At these strange words the father broke into the tent, exclaiming in terror,—
“My son, my dear son! Do not leave me!”
But, even as he spoke, Iadilla changed into a beautiful Robin Redbreast with soft feathers and strong, firm wings. And, fluttering up to the ridgepole of the tent, he looked down with pity and tenderness upon the heart-broken chief.
“Do not grieve, father,” he sang. “I shall be so much happier as a bird, free from human pain and sorrow. I will cheer you with my merry songs. Oh, I have been hungry; but now I shall get my food so easily, so pleasantly on mountains and in the fields. Oh, once I was thirsty; but now the dew is mine and the little springs. Once I traced my way painfully by forest paths through bog and brake and tangled brier. But now my pathways are in the bright, clear air, where never thorn can tear nor beast can follow. Farewell, dear father! I am so happy!”
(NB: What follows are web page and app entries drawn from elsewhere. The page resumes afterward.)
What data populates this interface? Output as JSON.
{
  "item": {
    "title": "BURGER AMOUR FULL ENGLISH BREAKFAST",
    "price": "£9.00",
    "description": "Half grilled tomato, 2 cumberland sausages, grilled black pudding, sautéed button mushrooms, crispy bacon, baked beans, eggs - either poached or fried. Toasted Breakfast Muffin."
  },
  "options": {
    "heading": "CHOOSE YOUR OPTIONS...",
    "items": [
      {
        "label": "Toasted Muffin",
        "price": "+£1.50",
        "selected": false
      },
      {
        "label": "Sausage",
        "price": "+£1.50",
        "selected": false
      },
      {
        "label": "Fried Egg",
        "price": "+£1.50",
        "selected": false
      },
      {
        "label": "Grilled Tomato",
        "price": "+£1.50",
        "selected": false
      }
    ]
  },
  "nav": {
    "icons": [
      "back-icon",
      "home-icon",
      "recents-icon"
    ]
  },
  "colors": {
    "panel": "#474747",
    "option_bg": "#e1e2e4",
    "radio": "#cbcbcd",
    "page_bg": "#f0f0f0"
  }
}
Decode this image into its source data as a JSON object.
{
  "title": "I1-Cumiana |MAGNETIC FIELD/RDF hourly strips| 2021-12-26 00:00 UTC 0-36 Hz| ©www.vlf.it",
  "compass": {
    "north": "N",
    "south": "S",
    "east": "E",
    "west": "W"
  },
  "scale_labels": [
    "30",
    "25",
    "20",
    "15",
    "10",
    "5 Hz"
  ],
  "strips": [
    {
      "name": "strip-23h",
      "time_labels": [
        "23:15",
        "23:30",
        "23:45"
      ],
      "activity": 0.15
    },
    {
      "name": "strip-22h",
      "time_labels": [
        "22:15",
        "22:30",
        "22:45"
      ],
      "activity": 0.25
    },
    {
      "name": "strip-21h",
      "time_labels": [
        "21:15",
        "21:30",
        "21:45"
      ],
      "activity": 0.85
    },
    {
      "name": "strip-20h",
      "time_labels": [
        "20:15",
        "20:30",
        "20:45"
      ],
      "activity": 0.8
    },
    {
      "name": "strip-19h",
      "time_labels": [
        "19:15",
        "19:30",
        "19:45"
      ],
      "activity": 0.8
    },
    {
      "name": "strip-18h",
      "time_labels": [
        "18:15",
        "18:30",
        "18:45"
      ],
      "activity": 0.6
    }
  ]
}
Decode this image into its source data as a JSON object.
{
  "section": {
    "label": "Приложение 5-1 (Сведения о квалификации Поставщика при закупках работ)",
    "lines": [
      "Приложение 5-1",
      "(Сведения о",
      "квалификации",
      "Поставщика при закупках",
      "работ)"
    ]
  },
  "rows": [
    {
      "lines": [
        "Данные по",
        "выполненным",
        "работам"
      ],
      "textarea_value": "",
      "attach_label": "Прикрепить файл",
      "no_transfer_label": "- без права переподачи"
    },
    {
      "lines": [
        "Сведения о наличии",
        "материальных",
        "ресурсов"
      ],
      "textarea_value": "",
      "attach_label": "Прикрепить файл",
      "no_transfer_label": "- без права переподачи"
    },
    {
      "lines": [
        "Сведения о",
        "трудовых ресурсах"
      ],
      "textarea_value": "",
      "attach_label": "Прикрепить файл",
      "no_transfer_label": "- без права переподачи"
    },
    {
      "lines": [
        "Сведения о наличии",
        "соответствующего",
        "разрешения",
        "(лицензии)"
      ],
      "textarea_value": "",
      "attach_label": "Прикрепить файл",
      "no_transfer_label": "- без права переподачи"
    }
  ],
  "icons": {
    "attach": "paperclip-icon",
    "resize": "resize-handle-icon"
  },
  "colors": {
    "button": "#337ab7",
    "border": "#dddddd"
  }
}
He stretched his brown wings as easily as if he had worn them all his life, and, singing a sweet song, fluttered away to the neighboring woods, where he built his nest, and lived happily ever after.
And since that day the glad little Robins have lived as that first one promised, close by the homes of men, and have done all they could to cheer us and make us happy. For they remember how, once upon a time, their ancestor was a human boy.
Come back tomorrow for another bird short story…
Project Gutenberg's The Curious Book of Birds, by Abbie Farwell Brown This eBook is for the use of anyone anywhere at no cost and with almost no restrictions whatsoever. You may copy it, give it away or re-use it under the terms of the Project Gutenberg License included with this eBook or online at www.gutenberg.net Title: The Curious Book of Birds Author: Abbie Farwell Brown Illustrator: E. Boyd Smith Release Date: June 27, 2005 [EBook #16140] Language: English Character set encoding: ISO-8859-1